Kano

Kano Logo

Funding raised: £34.7m

Grants received: £1.52m

Stage of evolution: Growth

Location: London

Operating in the EdTech sphere, Kano develops and sells kits to teach children how to make computers and learn to code. A recent partnership with apple saw their ‘Harry Potter’ coding wand (retailing at £99.99)  rolled out across more than 300 apple stores across the US, UK, Australia and New Zealand in December.

Starting out on Kickstarter in late 2013, Kano have completed five fundraisings rounds with participation from Index Ventures, JamJar Investments and Localglobe, among others. 

 

ROLI

ROLI logo

Funding raised: £36.4m

Grants received: £1.36m

Stage of evolution: Growth

Location: London

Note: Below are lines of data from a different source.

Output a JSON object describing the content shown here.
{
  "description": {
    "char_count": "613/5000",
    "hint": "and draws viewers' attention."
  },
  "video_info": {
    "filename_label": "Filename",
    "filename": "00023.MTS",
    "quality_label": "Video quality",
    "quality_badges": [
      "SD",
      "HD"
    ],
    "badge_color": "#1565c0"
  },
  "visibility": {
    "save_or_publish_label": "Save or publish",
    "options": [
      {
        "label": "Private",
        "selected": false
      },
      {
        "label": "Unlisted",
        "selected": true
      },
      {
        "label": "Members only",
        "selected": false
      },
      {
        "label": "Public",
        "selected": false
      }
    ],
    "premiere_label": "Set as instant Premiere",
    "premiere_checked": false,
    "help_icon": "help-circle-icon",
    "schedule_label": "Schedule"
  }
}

ROLI develops an array of slick, modern keyboard-style instruments, with an array of added features designed to make them more manipulatable to musicians and music producers. These include the “Seaboard”, designed to “reimagine the future of the keyboard”.

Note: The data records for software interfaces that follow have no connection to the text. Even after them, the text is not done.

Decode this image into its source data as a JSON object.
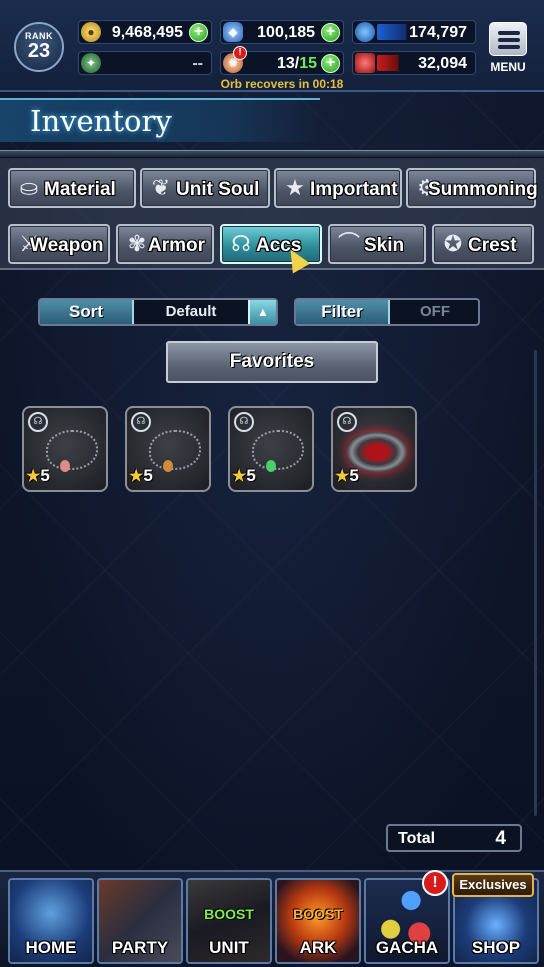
{
  "header": {
    "rank_label": "RANK",
    "rank_value": "23",
    "gil": "9,468,495",
    "lapis": "100,185",
    "exp": "174,797",
    "arena": "--",
    "orbs_current": "13",
    "orbs_max": "15",
    "hp": "32,094",
    "orb_recover": "Orb recovers in 00:18",
    "menu_label": "MENU",
    "orb_alert": "!"
  },
  "title": "Inventory",
  "categories_row1": [
    {
      "label": "Material"
    },
    {
      "label": "Unit Soul"
    },
    {
      "label": "Important"
    },
    {
      "label": "Summoning"
    }
  ],
  "categories_row2": [
    {
      "label": "Weapon"
    },
    {
      "label": "Armor"
    },
    {
      "label": "Accs"
    },
    {
      "label": "Skin"
    },
    {
      "label": "Crest"
    }
  ],
  "active_tab": "Accs",
  "sort": {
    "label": "Sort",
    "value": "Default"
  },
  "filter": {
    "label": "Filter",
    "value": "OFF"
  },
  "favorites_label": "Favorites",
  "items": [
    {
      "rarity": "5"
    },
    {
      "rarity": "5"
    },
    {
      "rarity": "5"
    },
    {
      "rarity": "5"
    }
  ],
  "total": {
    "label": "Total",
    "value": "4"
  },
  "nav": {
    "home": "HOME",
    "party": "PARTY",
    "unit": "UNIT",
    "unit_boost": "BOOST",
    "ark": "ARK",
    "ark_boost": "BOOST",
    "gacha": "GACHA",
    "gacha_alert": "!",
    "shop": "SHOP",
    "shop_exclusives": "Exclusives"
  },
  "colors": {
    "accent_active_tab": "#2f8f9c",
    "plus_button": "#2c9a26",
    "orb_max": "#6af05a",
    "orb_recover_text": "#e6c23a",
    "star": "#f4c93a"
  }
}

Backers include funds such as BGF Ventures and Index Ventures, and large music industry corporates such as Sony and Universal Music. That the incumbents have got onboard suggests the company’s products could become highly sought after in the near future. Indeed, In 2016 their turnover more than trebled, from £1.5m to £4.75m.

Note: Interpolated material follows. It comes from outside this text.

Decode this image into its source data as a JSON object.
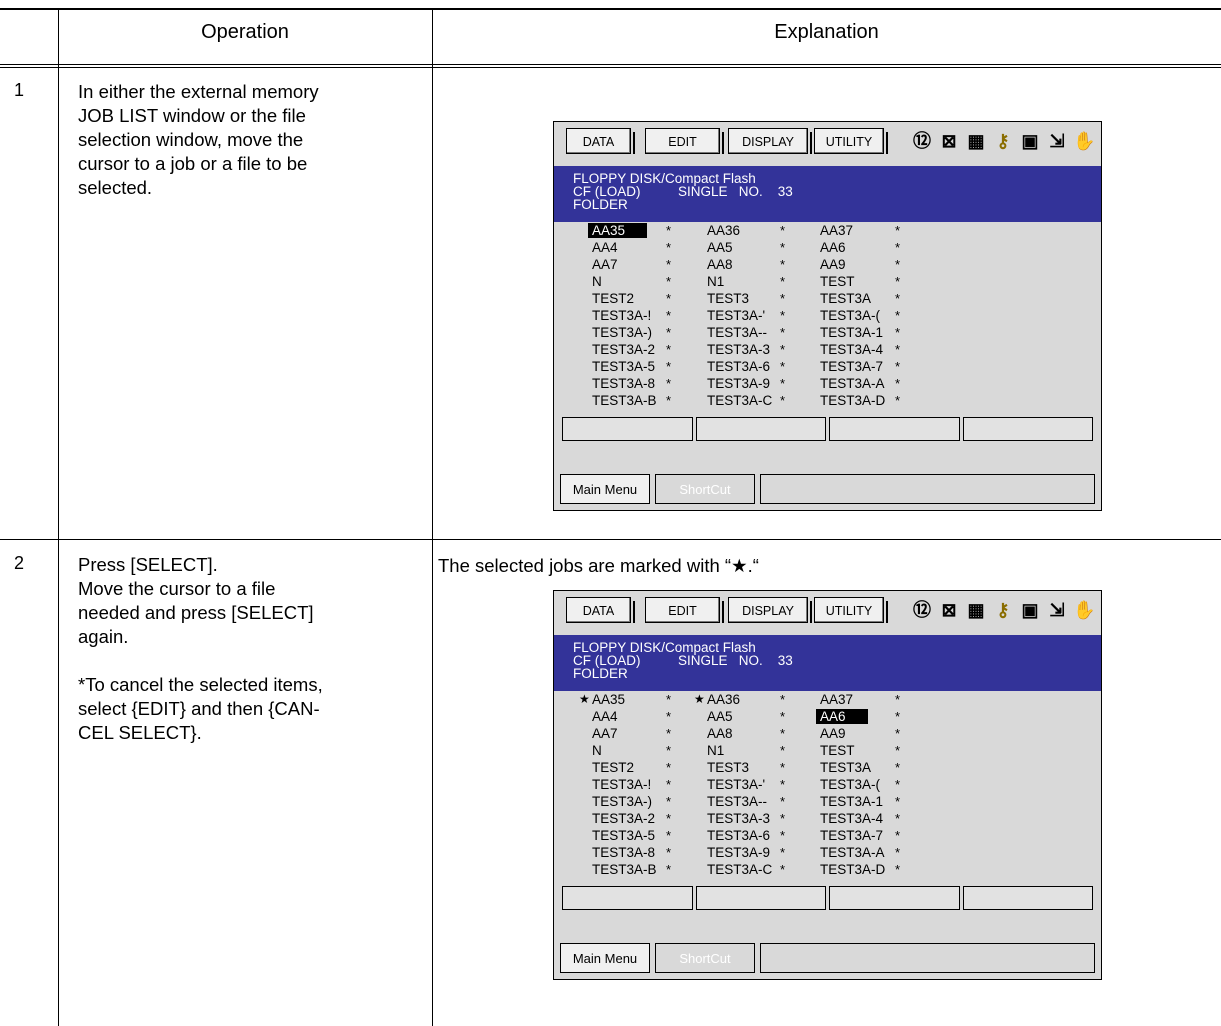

DNAnudge

DNAnudge logo

Funding raised: £17.8m

Grants received: 0

Stage of evolution: Seed

Location: London

Spunout from Imperial College’s Centre for Bio-Inspired Technology, DNAnudge provides consumers with an on-the-spot way of carrying out a DNA test. Whilst it doesn’t yet map your whole genome, it tests for specific sections of DNA which have been identified as having significant genetic impacts on human health. The specific use in this case relates to nutrition, with the company believing that each person is genetically wired to break down and absorb nutrients at differing rates. By mapping key parts of the genome, DNAnudge believes can offer sound nutritional advice to its users.

Consumers use a small device to test their genome via saliva. The device then connects with their smartphone via an app, through which nutritional advice is provided. In this way, the company hopes to “nudge” people in a healthier direction.

TestCard

testcard logo

Funding raised: £2.92m

Grants received: 0

Stage of evolution: Seed

Location: Yorkshire

TestCard has developed an elegant new method of urinalysis testing – a direct-to-consumer “postcard”, from which a small urine testing kit (a strip of card) can be pulled out. This card then displays a certain colour code based on the chemicals in the urine, which, when scanned with the associated smartphone app, can indicate whether the user is suffering from a particular ailment. At the moment, the testing kit seems primarily geared to diagnose UTIs.

Whilst the startup only incorporated in 2017, making it remarkably young, it has already undergone three rounds of seed-stage funding. They’ve been backed by Neo Ventures, a new venture capital firm located in Bulgaria.